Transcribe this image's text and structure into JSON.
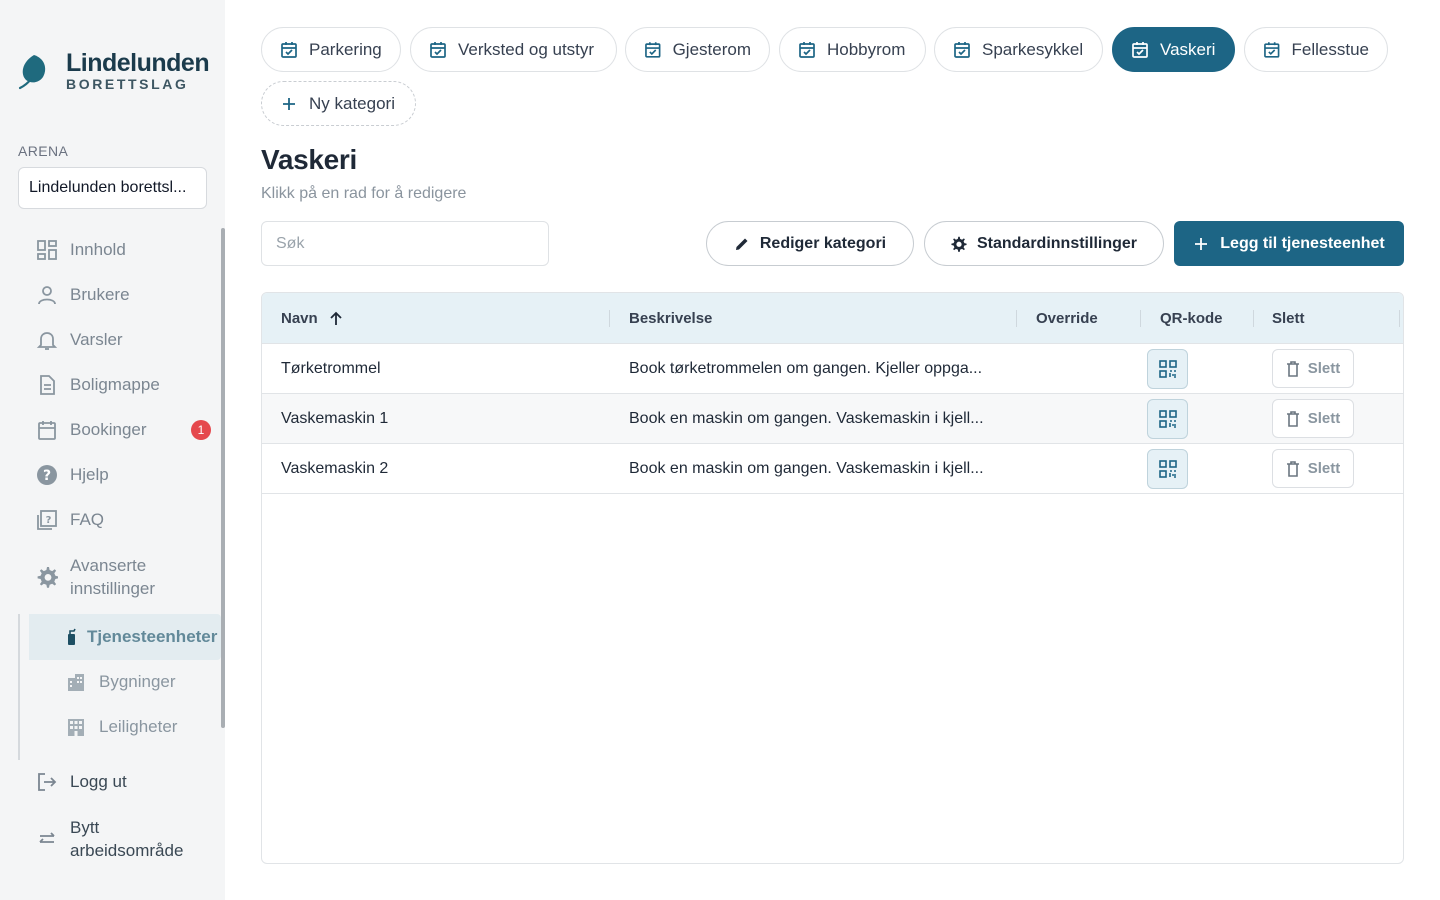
{
  "brand": {
    "name": "Lindelunden",
    "subtitle": "BORETTSLAG"
  },
  "sidebar": {
    "arena_label": "ARENA",
    "arena_value": "Lindelunden borettsl...",
    "items": [
      {
        "label": "Innhold",
        "icon": "dashboard-icon"
      },
      {
        "label": "Brukere",
        "icon": "user-icon"
      },
      {
        "label": "Varsler",
        "icon": "bell-icon"
      },
      {
        "label": "Boligmappe",
        "icon": "document-icon"
      },
      {
        "label": "Bookinger",
        "icon": "calendar-icon",
        "badge": "1"
      },
      {
        "label": "Hjelp",
        "icon": "help-icon"
      },
      {
        "label": "FAQ",
        "icon": "faq-icon"
      }
    ],
    "advanced": {
      "line1": "Avanserte",
      "line2": "innstillinger"
    },
    "sub_items": [
      {
        "label": "Tjenesteenheter",
        "active": true
      },
      {
        "label": "Bygninger"
      },
      {
        "label": "Leiligheter"
      }
    ],
    "logout": "Logg ut",
    "switch": {
      "line1": "Bytt",
      "line2": "arbeidsområde"
    }
  },
  "tabs": [
    {
      "label": "Parkering"
    },
    {
      "label": "Verksted og utstyr"
    },
    {
      "label": "Gjesterom"
    },
    {
      "label": "Hobbyrom"
    },
    {
      "label": "Sparkesykkel"
    },
    {
      "label": "Vaskeri",
      "active": true
    },
    {
      "label": "Fellesstue"
    }
  ],
  "new_category": "Ny kategori",
  "page": {
    "title": "Vaskeri",
    "subtitle": "Klikk på en rad for å redigere"
  },
  "search": {
    "placeholder": "Søk",
    "value": ""
  },
  "actions": {
    "edit_category": "Rediger kategori",
    "default_settings": "Standardinnstillinger",
    "add_unit": "Legg til tjenesteenhet"
  },
  "table": {
    "columns": [
      "Navn",
      "Beskrivelse",
      "Override",
      "QR-kode",
      "Slett"
    ],
    "sort": {
      "column": "Navn",
      "direction": "asc"
    },
    "delete_label": "Slett",
    "rows": [
      {
        "name": "Tørketrommel",
        "description": "Book tørketrommelen om gangen. Kjeller oppga...",
        "override": ""
      },
      {
        "name": "Vaskemaskin 1",
        "description": "Book en maskin om gangen. Vaskemaskin i kjell...",
        "override": ""
      },
      {
        "name": "Vaskemaskin 2",
        "description": "Book en maskin om gangen. Vaskemaskin i kjell...",
        "override": ""
      }
    ]
  },
  "colors": {
    "primary": "#1d6585",
    "header_bg": "#e6f1f6",
    "badge": "#e5484d"
  }
}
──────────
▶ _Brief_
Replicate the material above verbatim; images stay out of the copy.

▶ _Response for this exercise_
Transcribe this image's text and structure into JSON.
{
  "brand": {
    "name": "Lindelunden",
    "subtitle": "BORETTSLAG"
  },
  "sidebar": {
    "arena_label": "ARENA",
    "arena_value": "Lindelunden borettsl...",
    "items": [
      {
        "label": "Innhold",
        "icon": "dashboard-icon"
      },
      {
        "label": "Brukere",
        "icon": "user-icon"
      },
      {
        "label": "Varsler",
        "icon": "bell-icon"
      },
      {
        "label": "Boligmappe",
        "icon": "document-icon"
      },
      {
        "label": "Bookinger",
        "icon": "calendar-icon",
        "badge": "1"
      },
      {
        "label": "Hjelp",
        "icon": "help-icon"
      },
      {
        "label": "FAQ",
        "icon": "faq-icon"
      }
    ],
    "advanced": {
      "line1": "Avanserte",
      "line2": "innstillinger"
    },
    "sub_items": [
      {
        "label": "Tjenesteenheter",
        "active": true
      },
      {
        "label": "Bygninger"
      },
      {
        "label": "Leiligheter"
      }
    ],
    "logout": "Logg ut",
    "switch": {
      "line1": "Bytt",
      "line2": "arbeidsområde"
    }
  },
  "tabs": [
    {
      "label": "Parkering"
    },
    {
      "label": "Verksted og utstyr"
    },
    {
      "label": "Gjesterom"
    },
    {
      "label": "Hobbyrom"
    },
    {
      "label": "Sparkesykkel"
    },
    {
      "label": "Vaskeri",
      "active": true
    },
    {
      "label": "Fellesstue"
    }
  ],
  "new_category": "Ny kategori",
  "page": {
    "title": "Vaskeri",
    "subtitle": "Klikk på en rad for å redigere"
  },
  "search": {
    "placeholder": "Søk",
    "value": ""
  },
  "actions": {
    "edit_category": "Rediger kategori",
    "default_settings": "Standardinnstillinger",
    "add_unit": "Legg til tjenesteenhet"
  },
  "table": {
    "columns": [
      "Navn",
      "Beskrivelse",
      "Override",
      "QR-kode",
      "Slett"
    ],
    "sort": {
      "column": "Navn",
      "direction": "asc"
    },
    "delete_label": "Slett",
    "rows": [
      {
        "name": "Tørketrommel",
        "description": "Book tørketrommelen om gangen. Kjeller oppga...",
        "override": ""
      },
      {
        "name": "Vaskemaskin 1",
        "description": "Book en maskin om gangen. Vaskemaskin i kjell...",
        "override": ""
      },
      {
        "name": "Vaskemaskin 2",
        "description": "Book en maskin om gangen. Vaskemaskin i kjell...",
        "override": ""
      }
    ]
  },
  "colors": {
    "primary": "#1d6585",
    "header_bg": "#e6f1f6",
    "badge": "#e5484d"
  }
}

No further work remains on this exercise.